New displacement adds to critical humanitarian situation in the country since independence

Report
from Internal Displacement Monitoring Centre
Published on 26 Jun 2012 View Original

After more than 50 years of civil war, the Republic of South Sudan declared independence from Sudan on 9 July 2011. Until that point, Sudan had been the largest country in Africa and as of the end of 2010 it was home to up to 5.2 million internally displaced people (IDPs) – more than any other country in the world (IDMC, 23 December 2010).

South Sudan’s declaration of independence took place amid escalating violence and conflict along its northern border with Sudan, which in the town of Abyei alone led to the displacement of at least 110,000 civilians. The new country has faced enormous challenges during its first months of statehood, including disagreements with Sudan over the demarcation of their border and the water and grazing rights of nomadic groups who move across it; unresolved disputes over the sharing of oil revenues - oil fields are mostly in the south but the refining and export infrastructure is in the north; large return movements from Sudan; an internal displacement crisis caused by inter-tribal conflict and fighting between government forces and new militia groups; and widespread food insecurity.

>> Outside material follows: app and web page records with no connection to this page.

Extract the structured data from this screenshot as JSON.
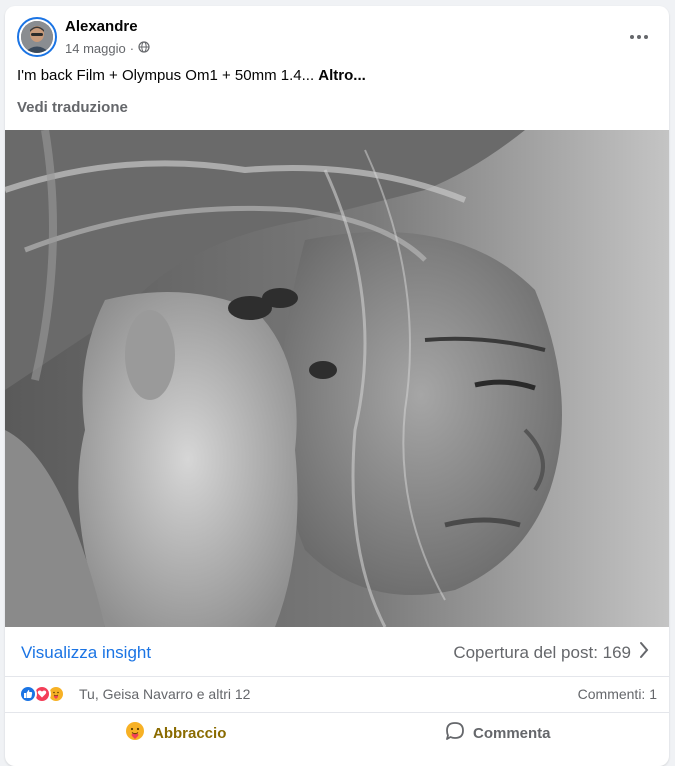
{
  "post": {
    "author": "Alexandre",
    "date": "14 maggio",
    "separator": "·",
    "privacy_icon": "globe-icon",
    "text_main": "I'm back Film + Olympus Om1 + 50mm 1.4...",
    "text_more": "Altro...",
    "translate_label": "Vedi traduzione"
  },
  "insights": {
    "link_label": "Visualizza insight",
    "reach_label": "Copertura del post: 169"
  },
  "reactions": {
    "icons": [
      "like-icon",
      "love-icon",
      "care-icon"
    ],
    "summary": "Tu, Geisa Navarro e altri 12",
    "comments": "Commenti: 1"
  },
  "actions": {
    "hug_label": "Abbraccio",
    "comment_label": "Commenta"
  },
  "colors": {
    "brand_blue": "#1b74e4",
    "love_red": "#f33e58",
    "care_yellow": "#f7b125",
    "hug_text": "#8a6b00"
  }
}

The government is working to establish new state institutions and capacity, but South Sudan remains one of the poorest and least developed countries in the world.